At the same time that these trends of gender inequity are perpetuated within our society, ‘women’s empowerment’ ideology has gained momentum. Short of calling it a fad, I do want to point to the importance of celebrity attention paid to gender discrimination. Warren Buffett, the United States’ resident financial genius, brought recent attention to the importance of investing in women; in his recent Fortune Magazine article, he embodies the practical economic approach and calls women ‘the key to America’s prosperity’.  While Sheryl Sandberg, COO of Facebook, calls on women to ‘Lean In’; I have not yet read Ms. Sandberg’s book, but it has certainly captured headlines, calling on the need for more women in boardrooms.

So while gender equity has started to gain more attention and as health care expenditure catches up to defense spending, are we seeing any real change? It’s hard to say. While I believe that any attention paid to the needs of women is important, these ‘calls to action’ might dangerously skim the surface.

I hope that powerful people calling on their powerful friends to engage in a discussion will continue to heighten awareness. However, to generate sustainable change, we have to consider the roots of the disparities, we have to use more hard-hitting strategy. In other words, while Ms. Sandberg’s plea might transform the dynamic for the elite edges of society, we have to make sure that all women have the same opportunity to succeed. To put it simply, women must first be able to see the table before they can sit at it.

As gender equity begins to gain momentum in global conversation and as a domestic policy issue, let’s not forget the graphic impact of this disparity or the enormity of the structural violence. While the percentage of female board members may be a reflection of the larger shift in cultural norms, and while it’s a critical change, we must also consider the basic human rights of all women to realize their potential: a right to health and freedom of equal opportunity (whether that be educational, professional, etc.). I don’t advocate ‘fighting’ because that implies violence, but I believe that we must change the way we talk about women’s rights. Gender-based violence and discrimination is unacceptable and should be considered with the same urgent attention we pay security threats. Let’s #changethenorm.

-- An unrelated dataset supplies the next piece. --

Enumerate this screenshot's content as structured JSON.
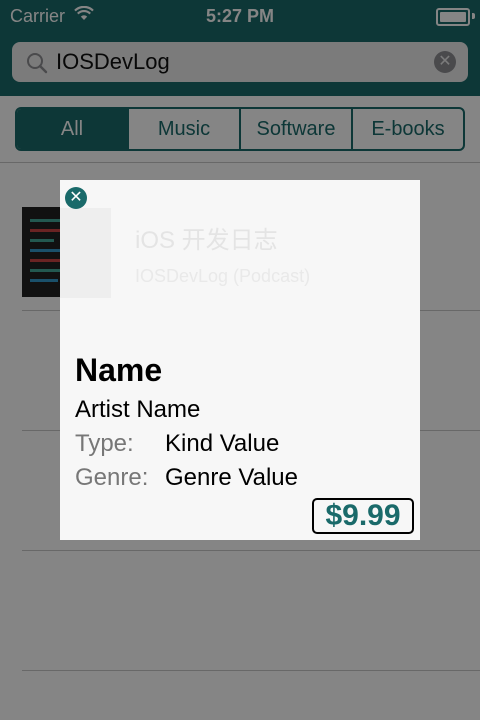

1 UNFPA
2 WHO
3 UN Statistical Division
4 UNICEF
5 RAINN
6 Institute for Women’s Policy Research
7 Think Progress
8 Huffington Post